New York transparent and translucent with levels of blue, red, yellow! An unparalleled fairyland with the light let loose by Edison transfixing everything and atomizing the architecture.

The cheaper sections are beautiful at all hours. There is crudity and a great variation of materials. Russian, Jewish, Italian and Chinese sections; Third Avenue Saturday night and Sunday, it’s Marseilles!

Pink hats for Negroes. Store windows where you see a bicycle suspended above a dozen eggs, each planted in a row in a bed of green sand . . .

Plucked poultry hanging against the light, on a black background . . . danse macabre!

LIFE IS HEAVILY ORNAMENTED and thus infinite value is given to everything that is for sale.

The way the unemployed walk around. Nothing but their slower pace distinguishes them. Crammed into open spaces, elbow to elbow, they do. not talk among themselves. These crowds are silent; the individual remains isolated, he does not communicate, he reads or he sleeps!

WALL STREET IN DAYTIME has been over-described, but you must see it!

Wall Street at night, at two o’clock in the morning. A dazzling dry moon. Silence is absolute. Nobody is in these narrow streets throttled by the violence of slashing lines and of sharp perspectives multiplied infinitely to the very sky. What a sight! Where are we? A feeling of loneliness oppresses you as in an immense necropolis. Footfalls resound on the pavement. Nothing moves. Reduced to nothing at the center of this forest of granite stands a tiny cemetery with tiny tombstones, so humble, so modest, death becoming small before the exuberance of life which surrounds it. The land for this small cemetery is surely the most expensive in the world. The “business men” have not touched it. It remains like a staccato pause, a cesura in this living torrent . . . Solving the problem of death, the ultimate problem!

Wall Street is sleeping. Let’s continue our walk . . . I hear a constant feeble murmur. Is Wall Street snoring? No, it’s a drilling machine which harmoniously begins its work, like the work of a termite. Not a sound! It’s the only part of New York that really sleeps. The numbers of the day must be digested, the additions, the multiplications, the abstract financial algebra of these thousands of individuals, straining over the great problem of gold. Wall Street sleeps deeply. Let’s not wake it. Thirty meters underground, in the rock, lie the steel vaults of the Irving Bank. In the middle, strong boxes with shining and magnificent locks, as complicated as life itself, a guard station where several men stay awake. Ultra sensitive microphones bring them the slightest sounds of the street and the sounds that can be heard under the steel arches of a modern bank. A fly in the air . . . They can hear it flying . . . An old Negro strolls the street softly singing an old melody of the South. The song rises, gets lost among the buildings but it also descends through the microphones which underground discreetly register the old song of the South.
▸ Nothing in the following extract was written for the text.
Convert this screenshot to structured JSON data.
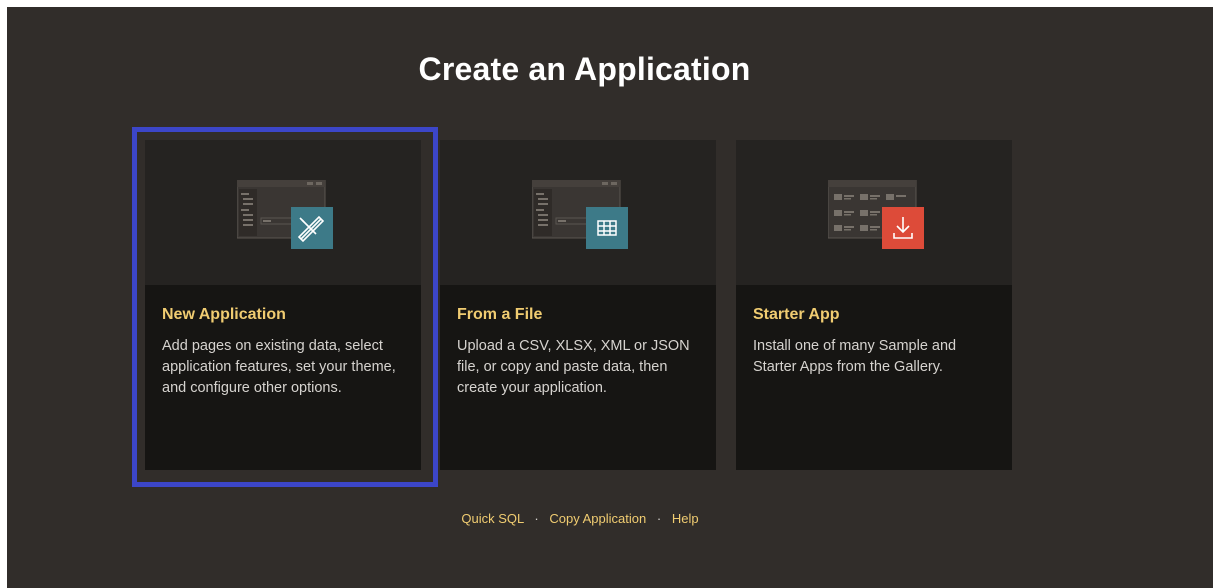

Wall Street isn’t asleep . . . Wall Street is dead. I walk past the little cemetery again. These aren’t the greatest banks in the world! No, these are the proud tombs of families of great millionaires. Here lie the Morgans, the Rockefellers, the Carnegies. Like new Pharoahs they have constructed their pyramids. They will be buried standing up, like demi-gods; and, as these modern giants become legendary and immortal, thousands of windows will be scooped out so that the people may know that, perhaps, they are not dead, they are breathing, that they will return once again to astound the world with new gigantic concepts.

Wall Street is the image of an audacious America, of this people which is always in ferment and which never looks back.

New York . . . Moscow.

The two poles of modern activity . . . Contemporary life is concentrated there . . .

Only there do they dare to make the dangerous experiments from which all will profit.

New York . . . Moscow!

Moscow . . . New York!

Paris merely watches!

George Duhamel went to America; in his valise were his concept of the average Frenchman and, next to it, in the same valise, were his slippers. Maybe he was unable to use them, and that put him in a bad mood. They still don’t use them here. That is why American women have pretty feet and are queens. You should never be annoyed with a locomotive which in coming by at 100 miles an hour makes your hat fly off your head.

Fernand Léger